_Your instructions_. Give back the full data, retyped precisely.

(Items from an interface collection)
------------------------------------------------

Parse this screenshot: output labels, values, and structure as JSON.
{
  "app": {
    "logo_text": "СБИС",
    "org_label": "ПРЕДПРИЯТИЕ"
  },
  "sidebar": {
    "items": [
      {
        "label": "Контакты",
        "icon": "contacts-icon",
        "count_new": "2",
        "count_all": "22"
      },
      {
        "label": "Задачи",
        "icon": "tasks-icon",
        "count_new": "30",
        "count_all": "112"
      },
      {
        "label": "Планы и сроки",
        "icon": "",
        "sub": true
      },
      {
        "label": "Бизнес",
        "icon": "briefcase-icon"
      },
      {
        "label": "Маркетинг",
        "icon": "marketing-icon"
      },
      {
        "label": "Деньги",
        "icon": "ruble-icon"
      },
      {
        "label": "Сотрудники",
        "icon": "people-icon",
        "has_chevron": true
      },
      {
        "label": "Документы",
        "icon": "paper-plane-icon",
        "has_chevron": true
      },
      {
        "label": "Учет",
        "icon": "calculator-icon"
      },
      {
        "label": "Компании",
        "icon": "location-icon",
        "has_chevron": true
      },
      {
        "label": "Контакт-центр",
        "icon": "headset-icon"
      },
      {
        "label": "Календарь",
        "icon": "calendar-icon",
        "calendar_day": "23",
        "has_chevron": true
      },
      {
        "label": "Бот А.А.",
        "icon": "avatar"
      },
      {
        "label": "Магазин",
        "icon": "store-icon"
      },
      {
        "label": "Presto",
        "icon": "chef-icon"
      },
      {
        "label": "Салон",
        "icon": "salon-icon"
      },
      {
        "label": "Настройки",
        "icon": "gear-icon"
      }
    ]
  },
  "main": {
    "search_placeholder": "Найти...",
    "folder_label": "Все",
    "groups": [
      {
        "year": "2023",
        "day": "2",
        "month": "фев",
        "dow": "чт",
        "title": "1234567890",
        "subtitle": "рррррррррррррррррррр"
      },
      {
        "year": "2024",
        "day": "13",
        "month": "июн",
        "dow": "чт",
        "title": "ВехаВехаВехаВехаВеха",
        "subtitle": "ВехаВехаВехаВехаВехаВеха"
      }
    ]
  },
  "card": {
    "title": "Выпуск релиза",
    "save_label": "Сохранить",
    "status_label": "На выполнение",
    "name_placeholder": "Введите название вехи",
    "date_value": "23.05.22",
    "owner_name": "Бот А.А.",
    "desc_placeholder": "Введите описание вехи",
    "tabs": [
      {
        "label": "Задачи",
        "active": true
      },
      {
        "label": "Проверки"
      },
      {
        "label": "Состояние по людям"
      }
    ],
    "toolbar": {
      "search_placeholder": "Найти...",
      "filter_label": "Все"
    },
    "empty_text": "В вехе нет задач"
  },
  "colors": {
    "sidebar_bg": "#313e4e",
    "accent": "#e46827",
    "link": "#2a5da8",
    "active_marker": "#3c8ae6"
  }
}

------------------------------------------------

_Response area_.
Parse this screenshot: output labels, values, and structure as JSON.
{
  "app": {
    "logo_text": "СБИС",
    "org_label": "ПРЕДПРИЯТИЕ"
  },
  "sidebar": {
    "items": [
      {
        "label": "Контакты",
        "icon": "contacts-icon",
        "count_new": "2",
        "count_all": "22"
      },
      {
        "label": "Задачи",
        "icon": "tasks-icon",
        "count_new": "30",
        "count_all": "112"
      },
      {
        "label": "Планы и сроки",
        "icon": "",
        "sub": true
      },
      {
        "label": "Бизнес",
        "icon": "briefcase-icon"
      },
      {
        "label": "Маркетинг",
        "icon": "marketing-icon"
      },
      {
        "label": "Деньги",
        "icon": "ruble-icon"
      },
      {
        "label": "Сотрудники",
        "icon": "people-icon",
        "has_chevron": true
      },
      {
        "label": "Документы",
        "icon": "paper-plane-icon",
        "has_chevron": true
      },
      {
        "label": "Учет",
        "icon": "calculator-icon"
      },
      {
        "label": "Компании",
        "icon": "location-icon",
        "has_chevron": true
      },
      {
        "label": "Контакт-центр",
        "icon": "headset-icon"
      },
      {
        "label": "Календарь",
        "icon": "calendar-icon",
        "calendar_day": "23",
        "has_chevron": true
      },
      {
        "label": "Бот А.А.",
        "icon": "avatar"
      },
      {
        "label": "Магазин",
        "icon": "store-icon"
      },
      {
        "label": "Presto",
        "icon": "chef-icon"
      },
      {
        "label": "Салон",
        "icon": "salon-icon"
      },
      {
        "label": "Настройки",
        "icon": "gear-icon"
      }
    ]
  },
  "main": {
    "search_placeholder": "Найти...",
    "folder_label": "Все",
    "groups": [
      {
        "year": "2023",
        "day": "2",
        "month": "фев",
        "dow": "чт",
        "title": "1234567890",
        "subtitle": "рррррррррррррррррррр"
      },
      {
        "year": "2024",
        "day": "13",
        "month": "июн",
        "dow": "чт",
        "title": "ВехаВехаВехаВехаВеха",
        "subtitle": "ВехаВехаВехаВехаВехаВеха"
      }
    ]
  },
  "card": {
    "title": "Выпуск релиза",
    "save_label": "Сохранить",
    "status_label": "На выполнение",
    "name_placeholder": "Введите название вехи",
    "date_value": "23.05.22",
    "owner_name": "Бот А.А.",
    "desc_placeholder": "Введите описание вехи",
    "tabs": [
      {
        "label": "Задачи",
        "active": true
      },
      {
        "label": "Проверки"
      },
      {
        "label": "Состояние по людям"
      }
    ],
    "toolbar": {
      "search_placeholder": "Найти...",
      "filter_label": "Все"
    },
    "empty_text": "В вехе нет задач"
  },
  "colors": {
    "sidebar_bg": "#313e4e",
    "accent": "#e46827",
    "link": "#2a5da8",
    "active_marker": "#3c8ae6"
  }
}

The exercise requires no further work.